Sir Thomas Browne (1605–1682) was an English physician, wordsmith, and polymath who contributed hundreds of words to the English language (such as medical, electricity, migrant, and computer). After studying medicine in Montpellier, Padua, and Leiden, he settled in Norwich, where he practised as a doctor and wrote some of the greatest books of the seventeenth century, still read for their accessibility and eloquence.
In Sir Thomas Browne: The Opium of Time, Dr Gavin Francis examines Browne’s work through a variety of themes: ambiguity, curiosity, vitality, piety, humility, misogyny, mobility, and mortality. He argues that the work has lost little of its power and wisdom, and none of its beauty. Religio Medici (‘Religion of the Doctor’) examined the vexed question of faith in a God who, to a physician, seemed indifferent to suffering. Pseudodoxia Epidemica (‘Vulgar Errors’) gave free rein to an agile curiosity and sought to debunk notions then commonly believed, such as that dead kingfishers indicate the direction of the wind, or that a woman could get pregnant from sharing a bath with a man. Urne Buriall was Browne’s meditation on mortality, occasioned by a find of funerary urns, while Museum Clausum (‘Hidden Museum’) sets out a series of thought experiments and counterfactuals, such as how history might have been different had Alexander the Great marched west instead of east.

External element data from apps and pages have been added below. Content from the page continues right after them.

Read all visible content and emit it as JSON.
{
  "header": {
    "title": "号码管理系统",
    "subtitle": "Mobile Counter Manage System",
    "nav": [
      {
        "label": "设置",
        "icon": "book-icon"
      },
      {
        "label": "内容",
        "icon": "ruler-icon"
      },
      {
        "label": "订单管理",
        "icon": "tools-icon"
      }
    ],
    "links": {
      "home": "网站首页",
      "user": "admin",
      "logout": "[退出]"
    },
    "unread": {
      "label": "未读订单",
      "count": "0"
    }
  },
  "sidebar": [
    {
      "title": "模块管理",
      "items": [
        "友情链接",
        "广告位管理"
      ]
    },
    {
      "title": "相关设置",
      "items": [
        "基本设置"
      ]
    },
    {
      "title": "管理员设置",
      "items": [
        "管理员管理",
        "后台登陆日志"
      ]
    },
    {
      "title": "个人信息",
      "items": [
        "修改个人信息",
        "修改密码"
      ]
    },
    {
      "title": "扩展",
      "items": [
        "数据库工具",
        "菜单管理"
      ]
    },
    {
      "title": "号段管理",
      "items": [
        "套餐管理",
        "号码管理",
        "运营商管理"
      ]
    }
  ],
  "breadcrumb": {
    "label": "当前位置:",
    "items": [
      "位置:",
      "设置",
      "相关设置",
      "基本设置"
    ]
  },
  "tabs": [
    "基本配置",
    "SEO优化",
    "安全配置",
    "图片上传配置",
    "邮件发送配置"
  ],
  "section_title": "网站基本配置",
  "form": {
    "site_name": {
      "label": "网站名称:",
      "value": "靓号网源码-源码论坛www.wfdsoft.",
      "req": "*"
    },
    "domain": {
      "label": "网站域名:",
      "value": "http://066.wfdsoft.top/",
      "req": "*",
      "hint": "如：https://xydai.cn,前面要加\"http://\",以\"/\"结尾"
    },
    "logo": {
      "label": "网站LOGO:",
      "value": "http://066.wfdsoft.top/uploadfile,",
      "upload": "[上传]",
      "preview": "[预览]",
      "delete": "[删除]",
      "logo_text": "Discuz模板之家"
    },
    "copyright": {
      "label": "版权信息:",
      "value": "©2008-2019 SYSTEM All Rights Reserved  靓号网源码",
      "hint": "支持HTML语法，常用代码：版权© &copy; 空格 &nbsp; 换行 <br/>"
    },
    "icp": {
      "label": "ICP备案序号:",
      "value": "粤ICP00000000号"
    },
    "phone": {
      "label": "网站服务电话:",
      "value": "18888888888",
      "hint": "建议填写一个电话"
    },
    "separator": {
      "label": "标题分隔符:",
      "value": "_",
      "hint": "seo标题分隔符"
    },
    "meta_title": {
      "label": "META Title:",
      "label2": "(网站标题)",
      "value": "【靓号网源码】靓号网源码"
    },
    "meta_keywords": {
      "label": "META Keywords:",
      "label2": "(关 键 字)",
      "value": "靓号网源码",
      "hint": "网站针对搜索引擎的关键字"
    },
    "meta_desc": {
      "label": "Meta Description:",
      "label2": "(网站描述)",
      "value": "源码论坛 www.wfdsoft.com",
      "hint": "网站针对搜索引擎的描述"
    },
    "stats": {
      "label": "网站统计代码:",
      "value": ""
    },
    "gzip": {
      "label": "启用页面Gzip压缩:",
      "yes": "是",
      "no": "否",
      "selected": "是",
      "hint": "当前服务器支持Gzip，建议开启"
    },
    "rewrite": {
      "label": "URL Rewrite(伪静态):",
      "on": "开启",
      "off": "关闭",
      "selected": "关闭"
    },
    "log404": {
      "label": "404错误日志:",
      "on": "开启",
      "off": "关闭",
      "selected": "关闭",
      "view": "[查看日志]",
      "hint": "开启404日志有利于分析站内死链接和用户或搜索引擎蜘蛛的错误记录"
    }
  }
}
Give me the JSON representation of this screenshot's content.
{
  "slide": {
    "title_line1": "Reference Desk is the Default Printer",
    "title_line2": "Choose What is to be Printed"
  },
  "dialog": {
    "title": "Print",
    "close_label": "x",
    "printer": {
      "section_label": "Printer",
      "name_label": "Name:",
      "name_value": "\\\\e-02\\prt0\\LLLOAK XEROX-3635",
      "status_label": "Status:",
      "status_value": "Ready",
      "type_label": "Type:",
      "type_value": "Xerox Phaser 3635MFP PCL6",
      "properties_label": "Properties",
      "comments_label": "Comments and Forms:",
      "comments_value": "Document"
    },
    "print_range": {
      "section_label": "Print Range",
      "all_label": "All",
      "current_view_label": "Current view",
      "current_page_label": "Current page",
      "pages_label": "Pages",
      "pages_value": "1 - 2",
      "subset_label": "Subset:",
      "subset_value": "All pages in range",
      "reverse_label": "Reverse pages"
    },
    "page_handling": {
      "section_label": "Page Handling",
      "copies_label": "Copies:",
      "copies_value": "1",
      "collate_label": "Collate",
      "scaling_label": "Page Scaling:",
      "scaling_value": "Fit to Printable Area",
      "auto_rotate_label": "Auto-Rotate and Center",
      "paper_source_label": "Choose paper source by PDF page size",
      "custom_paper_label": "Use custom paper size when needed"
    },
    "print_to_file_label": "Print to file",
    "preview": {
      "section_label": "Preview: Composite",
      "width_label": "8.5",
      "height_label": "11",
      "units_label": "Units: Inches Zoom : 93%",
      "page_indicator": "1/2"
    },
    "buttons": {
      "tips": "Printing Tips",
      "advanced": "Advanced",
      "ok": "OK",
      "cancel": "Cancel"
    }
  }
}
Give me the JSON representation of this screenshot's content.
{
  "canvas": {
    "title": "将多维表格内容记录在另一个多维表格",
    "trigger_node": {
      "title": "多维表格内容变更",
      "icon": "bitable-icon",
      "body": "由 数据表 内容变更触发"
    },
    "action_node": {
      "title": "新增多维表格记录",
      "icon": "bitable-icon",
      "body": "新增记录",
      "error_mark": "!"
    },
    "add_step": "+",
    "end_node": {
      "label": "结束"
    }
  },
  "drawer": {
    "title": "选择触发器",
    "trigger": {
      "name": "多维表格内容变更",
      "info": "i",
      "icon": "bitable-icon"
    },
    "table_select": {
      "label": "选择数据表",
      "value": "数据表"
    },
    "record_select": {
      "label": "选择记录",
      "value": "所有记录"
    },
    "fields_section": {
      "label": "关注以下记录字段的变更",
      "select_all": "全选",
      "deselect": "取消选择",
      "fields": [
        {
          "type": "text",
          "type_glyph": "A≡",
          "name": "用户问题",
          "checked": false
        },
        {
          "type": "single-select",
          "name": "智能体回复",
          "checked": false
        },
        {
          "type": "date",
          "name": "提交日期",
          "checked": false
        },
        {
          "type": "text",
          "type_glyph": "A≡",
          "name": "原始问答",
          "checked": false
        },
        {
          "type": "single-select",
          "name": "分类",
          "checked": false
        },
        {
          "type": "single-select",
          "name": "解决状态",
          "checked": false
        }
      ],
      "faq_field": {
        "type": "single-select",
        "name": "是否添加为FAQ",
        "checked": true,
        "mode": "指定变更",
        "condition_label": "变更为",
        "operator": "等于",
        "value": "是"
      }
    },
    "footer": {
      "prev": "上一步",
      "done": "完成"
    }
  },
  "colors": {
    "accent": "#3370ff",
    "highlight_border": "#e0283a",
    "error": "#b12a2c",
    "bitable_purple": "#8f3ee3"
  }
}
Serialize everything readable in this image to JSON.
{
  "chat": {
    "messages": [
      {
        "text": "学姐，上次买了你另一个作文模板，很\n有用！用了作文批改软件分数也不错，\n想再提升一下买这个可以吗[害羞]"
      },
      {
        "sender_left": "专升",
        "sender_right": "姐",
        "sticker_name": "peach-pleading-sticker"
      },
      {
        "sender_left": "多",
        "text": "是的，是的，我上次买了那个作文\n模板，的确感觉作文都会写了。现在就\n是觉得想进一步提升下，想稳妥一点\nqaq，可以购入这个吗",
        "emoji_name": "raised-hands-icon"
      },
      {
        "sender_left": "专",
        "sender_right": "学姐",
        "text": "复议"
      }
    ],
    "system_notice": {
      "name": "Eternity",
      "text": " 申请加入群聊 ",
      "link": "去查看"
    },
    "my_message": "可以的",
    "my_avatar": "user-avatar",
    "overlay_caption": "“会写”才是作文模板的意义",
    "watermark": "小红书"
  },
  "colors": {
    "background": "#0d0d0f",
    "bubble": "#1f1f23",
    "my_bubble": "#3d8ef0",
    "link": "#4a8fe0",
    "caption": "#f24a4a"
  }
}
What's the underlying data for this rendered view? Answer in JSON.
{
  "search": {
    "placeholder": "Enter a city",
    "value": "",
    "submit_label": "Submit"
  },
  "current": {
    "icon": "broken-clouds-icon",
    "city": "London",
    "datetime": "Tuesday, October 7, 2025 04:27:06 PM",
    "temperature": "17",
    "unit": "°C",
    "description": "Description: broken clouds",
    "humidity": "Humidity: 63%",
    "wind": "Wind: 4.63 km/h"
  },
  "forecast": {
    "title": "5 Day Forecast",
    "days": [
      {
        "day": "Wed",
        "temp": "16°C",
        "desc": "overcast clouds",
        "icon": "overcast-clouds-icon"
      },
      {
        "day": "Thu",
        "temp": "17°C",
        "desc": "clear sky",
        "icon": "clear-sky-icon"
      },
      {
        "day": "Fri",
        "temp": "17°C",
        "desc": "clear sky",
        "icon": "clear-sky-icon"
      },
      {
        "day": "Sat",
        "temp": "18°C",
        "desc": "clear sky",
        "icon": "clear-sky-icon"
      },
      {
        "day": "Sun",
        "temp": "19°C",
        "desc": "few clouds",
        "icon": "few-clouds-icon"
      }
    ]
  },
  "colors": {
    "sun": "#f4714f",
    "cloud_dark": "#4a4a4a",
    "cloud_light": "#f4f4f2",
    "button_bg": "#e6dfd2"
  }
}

Gavin Francis draws on his own experiences as a twenty-first century writer and doctor to discover that although many centuries separate him from Browne, they share a fundamental curiosity about the world and about people.